The bottom of the housing market is in sight

In contrast to many previous economic upturns, developments in the housing market are now dampening the upturn. According to Statistics Norway’s second-hand house price index, house prices began to fall in the second quarter of 2017, with the Oslo area seeing the greatest fall. The falling house prices are primarily due to a large housing supply, higher prices, moderate wage growth and a decline in immigration. In addition, the mortgage regulations may have contributed to the shift, but it is the development in the aforementioned more fundamental conditions that lead us to believe that house prices will also fall throughout the first half of 2018 and then level off during the second half of the year. However, the fall is likely to be modest. If our projections are correct, house prices will be barely 5 per cent lower at the end of 2018 than the peak in the first quarter of 2017.

Mainland business investment will also increase

The economic upturn in 2018 is expected to be particularly reflected within oil refining and chemical and pharmaceutical manufacturing due to some large stand-alone projects. Growth is also expected in the food industry, machining and equipment industry and other workshop industry. Further investments are planned in the power supply industry, both through the development of wind power generation and the distribution of electricity. We expect growth of around 6 per cent this year in mainland business investment. Growth is subsequently expected to decline somewhat as a result of higher interest rates and as the economic upturn matures. Compared with previous upturns in the economy, where the growth percentage in business investment has typically been in double figures, this is a very moderate upturn in Investment.

Household consumption continues to increase

Consumption has given positive growth impulses to the economy for six consecutive quarters, and is expected to increase further going forward, with continued low interest rates and increased real income growth as contributing factors. Although the weak development in house prices is dampening consumer growth, we expect it to increase by 2.5 per cent, or slightly more, on an annual basis. This will help to keep growth in the mainland economy above trend growth.

Slight increase in wage growth

In 2016, annual wage growth was just 1.7 per cent, which meant a real wage decline of 1.8 per cent. This was the lowest wage growth in Norway in 70 years and was partly attributable to the lower employment in petroleum-related industries reducing the average wage growth. However, in 2017, wage growth rose again roughly as expected, increasing both nominally and in real terms. We expect the nominal wage growth to increase further in line with the improved economic situation. With relatively stable inflation at just below 2 per cent, this corresponds to an average annual real wage growth from 2018 to 2020 of almost 1.5 per cent.

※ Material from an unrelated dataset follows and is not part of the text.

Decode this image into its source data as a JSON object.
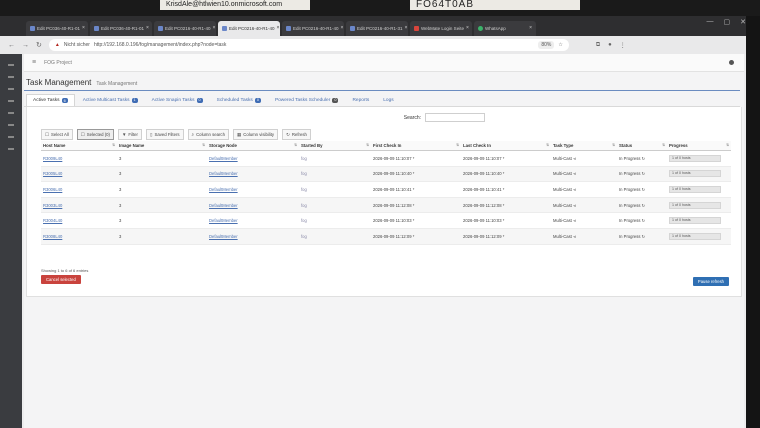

Number of job vacancies increases and unemployment continues to fall

After peaking at almost 5 per cent in mid-2016, unemployment has now fallen to 4.1 per cent, according to Statistics Norway’s Labour Force Survey (LFS). This fall is observed in many parts of the country. As a yearly average, we expect unemployment of 3.9 per cent in 2018, with a further fall to 3.7 per cent in 2019. It will then remain at this level for the next two years. In a historical perspective, this must be regarded as an almost normal level of unemployment.

Stable inflation at around 2 per cent

For 2018 as a whole, the CPI-ATE is set to increase by 1.7 per cent, while the growth in the CPI is estimated to be 2.0 per cent. Wage growth will increase somewhat during the upturn in the economy and, in isolation, will push up price rises, while a stronger krone will pull in the opposite direction. After 2018, we estimate stable growth in the CPI-ATE of almost 1.7 per cent. According to the assumptions underlying the development in special duties and energy prices, CPI growth will vary slightly more than the CPI-ATE growth in the projection period, increasing from 1.6 per cent in 2019 to 2.0 per cent in 2021.